Fat Rosie's Taco & Tequila Bar’s executive chef Raoul Arreola draws on culinary experience including 12 years working with celebrated chef Rick Bayless to whip up dinner and weekend brunch menus featuring inventive Mexican fare with an emphasis on Oaxacan recipes. Eating ensembles can gear up for spirited conversation as they plunge homemade tortilla chips into the guacamole’s verdant avocado and serrano-chili depths. Taste buds escape on border-traversing sojourns with entrees such as fajitas that snuggle charred poblano peppers, queso fresco, and a choice of veggies, chicken, steak, or shrimp into a warm corn-tortilla sleeping bag. A quartet of Ensenada tacos packed with buttered tilapia and avocado mayonnaise torpedo growling tummy trolls, and the enchiladas con salsa Del Dia Tango bellies up to tables filled with cheese, picadillo, chicken, or steak. To quench mouths parched from reciting Pancho Villa's memoir, a Fat Rosie’s margarita floods tongue caves with a mélange of tequila, triple sec, and a house lime mix. On Thursday and Friday nights, mariachi music entertains diners and enables mouths to show off their choreographed chewing routines.

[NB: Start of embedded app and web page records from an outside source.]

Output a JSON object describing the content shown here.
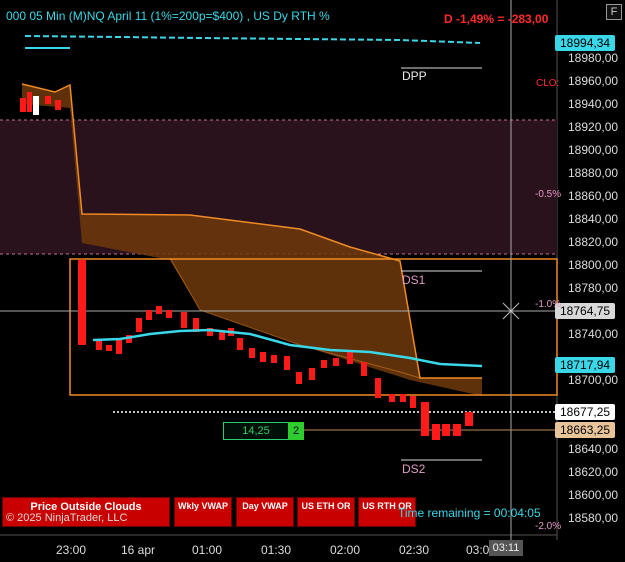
{
  "header": {
    "title": "000 05 Min (M)NQ  April 11 (1%=200p=$400) , US Dy RTH %",
    "pnl": "D -1,49% = -283,00",
    "format_button": "F"
  },
  "price_axis": {
    "labels": [
      "18980,00",
      "18960,00",
      "18940,00",
      "18920,00",
      "18900,00",
      "18880,00",
      "18860,00",
      "18840,00",
      "18820,00",
      "18800,00",
      "18780,00",
      "18740,00",
      "18700,00",
      "18660,00",
      "18640,00",
      "18620,00",
      "18600,00",
      "18580,00"
    ],
    "tags": {
      "top": "18994,34",
      "crosshair": "18764,75",
      "vwap": "18717,94",
      "last": "18677,25",
      "ref": "18663,25"
    }
  },
  "time_axis": {
    "labels": [
      "23:00",
      "16 apr",
      "01:00",
      "01:30",
      "02:00",
      "02:30",
      "03:0"
    ],
    "current": "03:11"
  },
  "chart_labels": {
    "dpp": "DPP",
    "ds1": "DS1",
    "ds2": "DS2",
    "clo": "CLO:",
    "pct1": "-0.5%",
    "pct2": "-1.0%",
    "pct3": "-2.0%"
  },
  "risk": {
    "value": "14,25",
    "qty": "2"
  },
  "buttons": [
    "Price Outside Clouds",
    "Wkly VWAP",
    "Day VWAP",
    "US ETH OR",
    "US RTH OR"
  ],
  "footer": {
    "copyright": "© 2025 NinjaTrader, LLC",
    "time_remaining": "Time remaining = 00:04:05"
  },
  "colors": {
    "up": "#ffffff",
    "down": "#ff1a1a",
    "vwap": "#3ad7e8",
    "cloud": "#f08a24"
  }
}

Every meal at La Alianza Restaurant begins the same way. A basket of house-made tortilla chips, usually with the heat of the oven still on them, arrives at the table. That's usually where the similarities end, though. Sometimes, a bowl of spicy red salsa or fresh guacamole accompanies the chips. Appetizers may then follow, or for diners, they may opt to straight for the enticing array of entrees, which all feature a blend of authentic Mexican flavors with a bit of creative cooking. Dishes range from meaty dishes such as mesquite grilled lamb to lighter fare such as red snapper slathered in spicy salsa with a side of pineapple-infused rice. Throughout meals, the staff keep pitchers of sangria and 16-ounce margaritas flowing to wash down the hearty eats.

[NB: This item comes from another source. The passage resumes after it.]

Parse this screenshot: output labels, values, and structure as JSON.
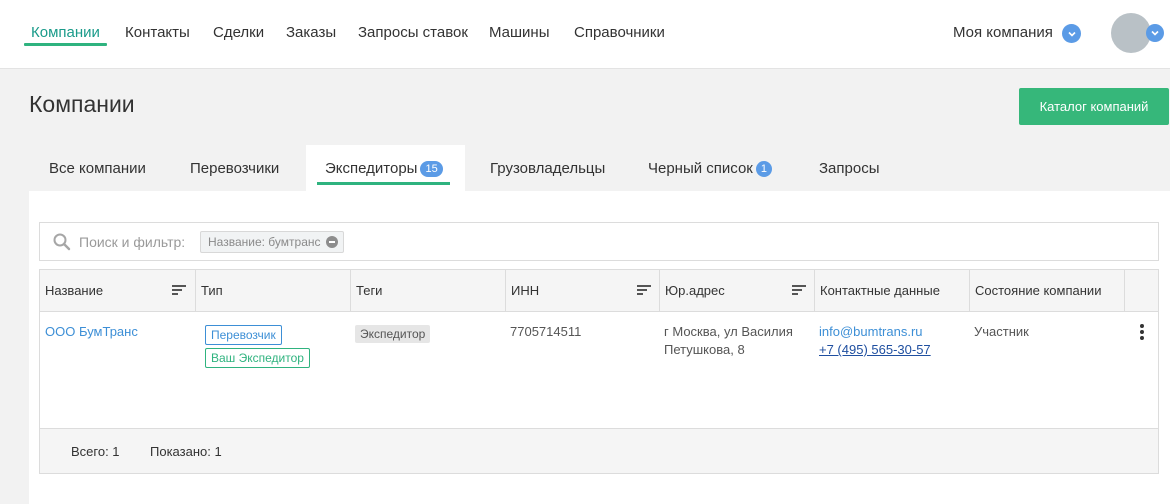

And when mouths aren't full of food, La Alianza’s owners encourage them to take up singing. They host participatory events in their karaoke bar, where technique matters less than enthusiasm and a killer stage name.
An American tourist in Mexico might stroll by a restaurant decorated with goat horns and not give the decor a second thought. However, the horns do often signify something special: birria, a hearty mexican stew from the state of Jalisco. And while Mr. Burritos and Los Lokos Burritos may not have goat horns strung across its walls, its chefs do make the spicy, soul-warming treat—but only on weekends.
The name Mr. Burritos should give away the eatery’s other specialty, which comes in nearly 20 varieties—including two vegetarian options and two sizes, baby or giant. Similar spiced meats, such as barbacoa, steak, and carnitas, also fill tacos and chimichangas. People who weirdly enjoy mornings can stop by in the a.m. for a hearty Mexican breakfast of eggs and chorizo. Aside from inviting guests to test their heat tolerances at three locations, Mr. Burritos and Los Lokos Burritos deliver their food directly to doorsteps and can also cater events such as birthday parties and presidential debates.
Burrito Parrilla Mexicana treats tummies to tantalizing south-of-the-border cuisine served with a modern aesthetic. Mexican favorites mingle on a menu, such as burritos and tacos made with a choice of six meats that include beef picadillo, chorizo, and marinated al pastor pork that regularly defies physics by cooking on a vertical grill and refusing to proofread Isaac Newton’s autobiography. The restaurant’s dinner plates, such as chicken or steak fajitas, arrive at chartreuse booths inside sizzling skillets and accompanied by an elegantly plated assortment of guacamole, pico de gallo, black beans, and rice.